Problem statement – Your output should contain every record, unchanged.
==== Information provided
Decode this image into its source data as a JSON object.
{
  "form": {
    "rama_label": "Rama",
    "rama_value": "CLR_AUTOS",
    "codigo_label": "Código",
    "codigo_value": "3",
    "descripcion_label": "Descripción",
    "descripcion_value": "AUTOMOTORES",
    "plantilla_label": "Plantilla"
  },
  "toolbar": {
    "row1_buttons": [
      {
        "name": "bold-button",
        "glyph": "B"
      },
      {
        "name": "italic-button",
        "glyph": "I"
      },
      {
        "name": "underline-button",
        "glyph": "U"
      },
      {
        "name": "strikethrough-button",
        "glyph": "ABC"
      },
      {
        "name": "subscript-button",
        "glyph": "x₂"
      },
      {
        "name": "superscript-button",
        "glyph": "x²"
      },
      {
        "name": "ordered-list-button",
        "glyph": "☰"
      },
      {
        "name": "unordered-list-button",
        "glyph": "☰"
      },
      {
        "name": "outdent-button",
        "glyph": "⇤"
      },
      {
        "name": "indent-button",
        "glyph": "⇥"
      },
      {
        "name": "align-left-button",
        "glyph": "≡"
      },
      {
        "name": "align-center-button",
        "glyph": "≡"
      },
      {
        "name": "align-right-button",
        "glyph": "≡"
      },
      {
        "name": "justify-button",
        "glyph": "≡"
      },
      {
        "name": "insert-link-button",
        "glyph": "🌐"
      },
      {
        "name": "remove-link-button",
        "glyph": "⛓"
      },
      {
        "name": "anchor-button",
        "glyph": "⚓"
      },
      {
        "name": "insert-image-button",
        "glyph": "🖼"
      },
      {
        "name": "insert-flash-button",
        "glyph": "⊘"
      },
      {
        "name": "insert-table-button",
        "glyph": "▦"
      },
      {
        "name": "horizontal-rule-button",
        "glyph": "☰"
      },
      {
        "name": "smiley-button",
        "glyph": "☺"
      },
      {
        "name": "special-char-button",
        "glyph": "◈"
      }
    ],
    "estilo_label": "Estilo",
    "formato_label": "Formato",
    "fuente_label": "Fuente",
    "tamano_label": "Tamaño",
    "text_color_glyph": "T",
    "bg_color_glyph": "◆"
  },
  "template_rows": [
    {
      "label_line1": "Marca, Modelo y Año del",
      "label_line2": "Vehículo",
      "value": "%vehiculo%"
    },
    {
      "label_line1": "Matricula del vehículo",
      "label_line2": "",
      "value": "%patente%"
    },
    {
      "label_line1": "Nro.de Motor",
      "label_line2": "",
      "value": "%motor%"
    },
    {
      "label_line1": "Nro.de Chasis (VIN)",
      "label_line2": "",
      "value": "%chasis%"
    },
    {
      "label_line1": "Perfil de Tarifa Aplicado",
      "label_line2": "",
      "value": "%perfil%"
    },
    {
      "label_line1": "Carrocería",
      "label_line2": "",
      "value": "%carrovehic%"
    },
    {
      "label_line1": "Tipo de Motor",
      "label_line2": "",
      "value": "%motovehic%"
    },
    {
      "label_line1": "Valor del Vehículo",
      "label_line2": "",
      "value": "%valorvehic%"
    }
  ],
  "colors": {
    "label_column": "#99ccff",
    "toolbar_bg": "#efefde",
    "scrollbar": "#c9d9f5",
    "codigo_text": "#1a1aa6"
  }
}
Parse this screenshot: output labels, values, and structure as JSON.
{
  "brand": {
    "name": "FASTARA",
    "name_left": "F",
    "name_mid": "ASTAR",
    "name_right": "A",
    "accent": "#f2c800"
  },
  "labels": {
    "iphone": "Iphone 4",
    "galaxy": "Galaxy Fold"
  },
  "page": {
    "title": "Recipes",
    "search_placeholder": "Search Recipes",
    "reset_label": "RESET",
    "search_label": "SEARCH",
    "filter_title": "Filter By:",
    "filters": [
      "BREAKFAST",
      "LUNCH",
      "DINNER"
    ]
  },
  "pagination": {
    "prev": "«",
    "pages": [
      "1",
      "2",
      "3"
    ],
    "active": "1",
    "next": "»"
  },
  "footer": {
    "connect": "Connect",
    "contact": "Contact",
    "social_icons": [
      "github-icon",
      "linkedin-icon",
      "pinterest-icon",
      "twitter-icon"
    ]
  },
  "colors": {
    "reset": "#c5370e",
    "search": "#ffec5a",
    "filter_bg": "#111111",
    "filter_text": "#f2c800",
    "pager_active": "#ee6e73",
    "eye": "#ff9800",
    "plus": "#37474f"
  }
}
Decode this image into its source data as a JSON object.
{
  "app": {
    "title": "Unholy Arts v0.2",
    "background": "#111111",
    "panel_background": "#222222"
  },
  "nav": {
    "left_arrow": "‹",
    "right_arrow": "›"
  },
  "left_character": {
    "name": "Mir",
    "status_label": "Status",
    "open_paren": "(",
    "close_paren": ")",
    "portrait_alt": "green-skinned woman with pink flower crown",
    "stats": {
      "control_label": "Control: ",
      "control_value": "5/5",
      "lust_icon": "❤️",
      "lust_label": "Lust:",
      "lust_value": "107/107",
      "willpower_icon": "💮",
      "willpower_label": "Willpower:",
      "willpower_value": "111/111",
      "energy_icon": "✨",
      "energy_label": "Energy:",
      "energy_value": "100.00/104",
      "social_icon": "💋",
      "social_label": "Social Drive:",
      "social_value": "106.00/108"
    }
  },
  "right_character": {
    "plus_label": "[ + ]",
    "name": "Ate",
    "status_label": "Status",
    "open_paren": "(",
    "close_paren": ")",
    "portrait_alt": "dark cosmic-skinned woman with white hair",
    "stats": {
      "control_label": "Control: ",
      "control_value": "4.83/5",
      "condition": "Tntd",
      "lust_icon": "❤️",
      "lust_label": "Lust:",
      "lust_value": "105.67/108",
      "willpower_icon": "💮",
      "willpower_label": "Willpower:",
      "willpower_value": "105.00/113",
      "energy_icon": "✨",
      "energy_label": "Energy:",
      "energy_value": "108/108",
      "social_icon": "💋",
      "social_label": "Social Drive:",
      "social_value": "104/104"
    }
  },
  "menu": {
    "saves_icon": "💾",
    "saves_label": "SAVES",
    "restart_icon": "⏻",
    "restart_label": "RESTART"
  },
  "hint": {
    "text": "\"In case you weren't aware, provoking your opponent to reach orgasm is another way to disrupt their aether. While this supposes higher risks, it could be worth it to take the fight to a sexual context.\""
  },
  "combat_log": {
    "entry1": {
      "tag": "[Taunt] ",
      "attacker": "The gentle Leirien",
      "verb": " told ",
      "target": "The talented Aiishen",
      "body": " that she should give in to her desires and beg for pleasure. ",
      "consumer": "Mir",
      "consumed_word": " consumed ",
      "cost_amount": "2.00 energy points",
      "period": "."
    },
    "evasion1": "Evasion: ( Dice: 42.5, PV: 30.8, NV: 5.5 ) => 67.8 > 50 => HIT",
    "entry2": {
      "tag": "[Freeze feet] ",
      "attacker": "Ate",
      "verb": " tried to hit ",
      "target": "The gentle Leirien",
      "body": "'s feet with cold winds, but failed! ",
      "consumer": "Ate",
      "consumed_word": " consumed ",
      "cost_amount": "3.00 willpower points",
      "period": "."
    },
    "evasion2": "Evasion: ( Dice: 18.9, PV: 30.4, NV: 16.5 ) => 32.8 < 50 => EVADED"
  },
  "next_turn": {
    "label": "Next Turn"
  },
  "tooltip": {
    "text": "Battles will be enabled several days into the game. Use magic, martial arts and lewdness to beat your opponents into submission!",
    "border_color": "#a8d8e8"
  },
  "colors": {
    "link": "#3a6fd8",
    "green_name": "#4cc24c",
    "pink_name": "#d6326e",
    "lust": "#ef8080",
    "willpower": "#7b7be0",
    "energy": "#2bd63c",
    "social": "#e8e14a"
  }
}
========
Result of this task –
Decode this image into its source data as a JSON object.
{
  "form": {
    "rama_label": "Rama",
    "rama_value": "CLR_AUTOS",
    "codigo_label": "Código",
    "codigo_value": "3",
    "descripcion_label": "Descripción",
    "descripcion_value": "AUTOMOTORES",
    "plantilla_label": "Plantilla"
  },
  "toolbar": {
    "row1_buttons": [
      {
        "name": "bold-button",
        "glyph": "B"
      },
      {
        "name": "italic-button",
        "glyph": "I"
      },
      {
        "name": "underline-button",
        "glyph": "U"
      },
      {
        "name": "strikethrough-button",
        "glyph": "ABC"
      },
      {
        "name": "subscript-button",
        "glyph": "x₂"
      },
      {
        "name": "superscript-button",
        "glyph": "x²"
      },
      {
        "name": "ordered-list-button",
        "glyph": "☰"
      },
      {
        "name": "unordered-list-button",
        "glyph": "☰"
      },
      {
        "name": "outdent-button",
        "glyph": "⇤"
      },
      {
        "name": "indent-button",
        "glyph": "⇥"
      },
      {
        "name": "align-left-button",
        "glyph": "≡"
      },
      {
        "name": "align-center-button",
        "glyph": "≡"
      },
      {
        "name": "align-right-button",
        "glyph": "≡"
      },
      {
        "name": "justify-button",
        "glyph": "≡"
      },
      {
        "name": "insert-link-button",
        "glyph": "🌐"
      },
      {
        "name": "remove-link-button",
        "glyph": "⛓"
      },
      {
        "name": "anchor-button",
        "glyph": "⚓"
      },
      {
        "name": "insert-image-button",
        "glyph": "🖼"
      },
      {
        "name": "insert-flash-button",
        "glyph": "⊘"
      },
      {
        "name": "insert-table-button",
        "glyph": "▦"
      },
      {
        "name": "horizontal-rule-button",
        "glyph": "☰"
      },
      {
        "name": "smiley-button",
        "glyph": "☺"
      },
      {
        "name": "special-char-button",
        "glyph": "◈"
      }
    ],
    "estilo_label": "Estilo",
    "formato_label": "Formato",
    "fuente_label": "Fuente",
    "tamano_label": "Tamaño",
    "text_color_glyph": "T",
    "bg_color_glyph": "◆"
  },
  "template_rows": [
    {
      "label_line1": "Marca, Modelo y Año del",
      "label_line2": "Vehículo",
      "value": "%vehiculo%"
    },
    {
      "label_line1": "Matricula del vehículo",
      "label_line2": "",
      "value": "%patente%"
    },
    {
      "label_line1": "Nro.de Motor",
      "label_line2": "",
      "value": "%motor%"
    },
    {
      "label_line1": "Nro.de Chasis (VIN)",
      "label_line2": "",
      "value": "%chasis%"
    },
    {
      "label_line1": "Perfil de Tarifa Aplicado",
      "label_line2": "",
      "value": "%perfil%"
    },
    {
      "label_line1": "Carrocería",
      "label_line2": "",
      "value": "%carrovehic%"
    },
    {
      "label_line1": "Tipo de Motor",
      "label_line2": "",
      "value": "%motovehic%"
    },
    {
      "label_line1": "Valor del Vehículo",
      "label_line2": "",
      "value": "%valorvehic%"
    }
  ],
  "colors": {
    "label_column": "#99ccff",
    "toolbar_bg": "#efefde",
    "scrollbar": "#c9d9f5",
    "codigo_text": "#1a1aa6"
  }
}
Parse this screenshot: output labels, values, and structure as JSON.
{
  "brand": {
    "name": "FASTARA",
    "name_left": "F",
    "name_mid": "ASTAR",
    "name_right": "A",
    "accent": "#f2c800"
  },
  "labels": {
    "iphone": "Iphone 4",
    "galaxy": "Galaxy Fold"
  },
  "page": {
    "title": "Recipes",
    "search_placeholder": "Search Recipes",
    "reset_label": "RESET",
    "search_label": "SEARCH",
    "filter_title": "Filter By:",
    "filters": [
      "BREAKFAST",
      "LUNCH",
      "DINNER"
    ]
  },
  "pagination": {
    "prev": "«",
    "pages": [
      "1",
      "2",
      "3"
    ],
    "active": "1",
    "next": "»"
  },
  "footer": {
    "connect": "Connect",
    "contact": "Contact",
    "social_icons": [
      "github-icon",
      "linkedin-icon",
      "pinterest-icon",
      "twitter-icon"
    ]
  },
  "colors": {
    "reset": "#c5370e",
    "search": "#ffec5a",
    "filter_bg": "#111111",
    "filter_text": "#f2c800",
    "pager_active": "#ee6e73",
    "eye": "#ff9800",
    "plus": "#37474f"
  }
}
Decode this image into its source data as a JSON object.
{
  "app": {
    "title": "Unholy Arts v0.2",
    "background": "#111111",
    "panel_background": "#222222"
  },
  "nav": {
    "left_arrow": "‹",
    "right_arrow": "›"
  },
  "left_character": {
    "name": "Mir",
    "status_label": "Status",
    "open_paren": "(",
    "close_paren": ")",
    "portrait_alt": "green-skinned woman with pink flower crown",
    "stats": {
      "control_label": "Control: ",
      "control_value": "5/5",
      "lust_icon": "❤️",
      "lust_label": "Lust:",
      "lust_value": "107/107",
      "willpower_icon": "💮",
      "willpower_label": "Willpower:",
      "willpower_value": "111/111",
      "energy_icon": "✨",
      "energy_label": "Energy:",
      "energy_value": "100.00/104",
      "social_icon": "💋",
      "social_label": "Social Drive:",
      "social_value": "106.00/108"
    }
  },
  "right_character": {
    "plus_label": "[ + ]",
    "name": "Ate",
    "status_label": "Status",
    "open_paren": "(",
    "close_paren": ")",
    "portrait_alt": "dark cosmic-skinned woman with white hair",
    "stats": {
      "control_label": "Control: ",
      "control_value": "4.83/5",
      "condition": "Tntd",
      "lust_icon": "❤️",
      "lust_label": "Lust:",
      "lust_value": "105.67/108",
      "willpower_icon": "💮",
      "willpower_label": "Willpower:",
      "willpower_value": "105.00/113",
      "energy_icon": "✨",
      "energy_label": "Energy:",
      "energy_value": "108/108",
      "social_icon": "💋",
      "social_label": "Social Drive:",
      "social_value": "104/104"
    }
  },
  "menu": {
    "saves_icon": "💾",
    "saves_label": "SAVES",
    "restart_icon": "⏻",
    "restart_label": "RESTART"
  },
  "hint": {
    "text": "\"In case you weren't aware, provoking your opponent to reach orgasm is another way to disrupt their aether. While this supposes higher risks, it could be worth it to take the fight to a sexual context.\""
  },
  "combat_log": {
    "entry1": {
      "tag": "[Taunt] ",
      "attacker": "The gentle Leirien",
      "verb": " told ",
      "target": "The talented Aiishen",
      "body": " that she should give in to her desires and beg for pleasure. ",
      "consumer": "Mir",
      "consumed_word": " consumed ",
      "cost_amount": "2.00 energy points",
      "period": "."
    },
    "evasion1": "Evasion: ( Dice: 42.5, PV: 30.8, NV: 5.5 ) => 67.8 > 50 => HIT",
    "entry2": {
      "tag": "[Freeze feet] ",
      "attacker": "Ate",
      "verb": " tried to hit ",
      "target": "The gentle Leirien",
      "body": "'s feet with cold winds, but failed! ",
      "consumer": "Ate",
      "consumed_word": " consumed ",
      "cost_amount": "3.00 willpower points",
      "period": "."
    },
    "evasion2": "Evasion: ( Dice: 18.9, PV: 30.4, NV: 16.5 ) => 32.8 < 50 => EVADED"
  },
  "next_turn": {
    "label": "Next Turn"
  },
  "tooltip": {
    "text": "Battles will be enabled several days into the game. Use magic, martial arts and lewdness to beat your opponents into submission!",
    "border_color": "#a8d8e8"
  },
  "colors": {
    "link": "#3a6fd8",
    "green_name": "#4cc24c",
    "pink_name": "#d6326e",
    "lust": "#ef8080",
    "willpower": "#7b7be0",
    "energy": "#2bd63c",
    "social": "#e8e14a"
  }
}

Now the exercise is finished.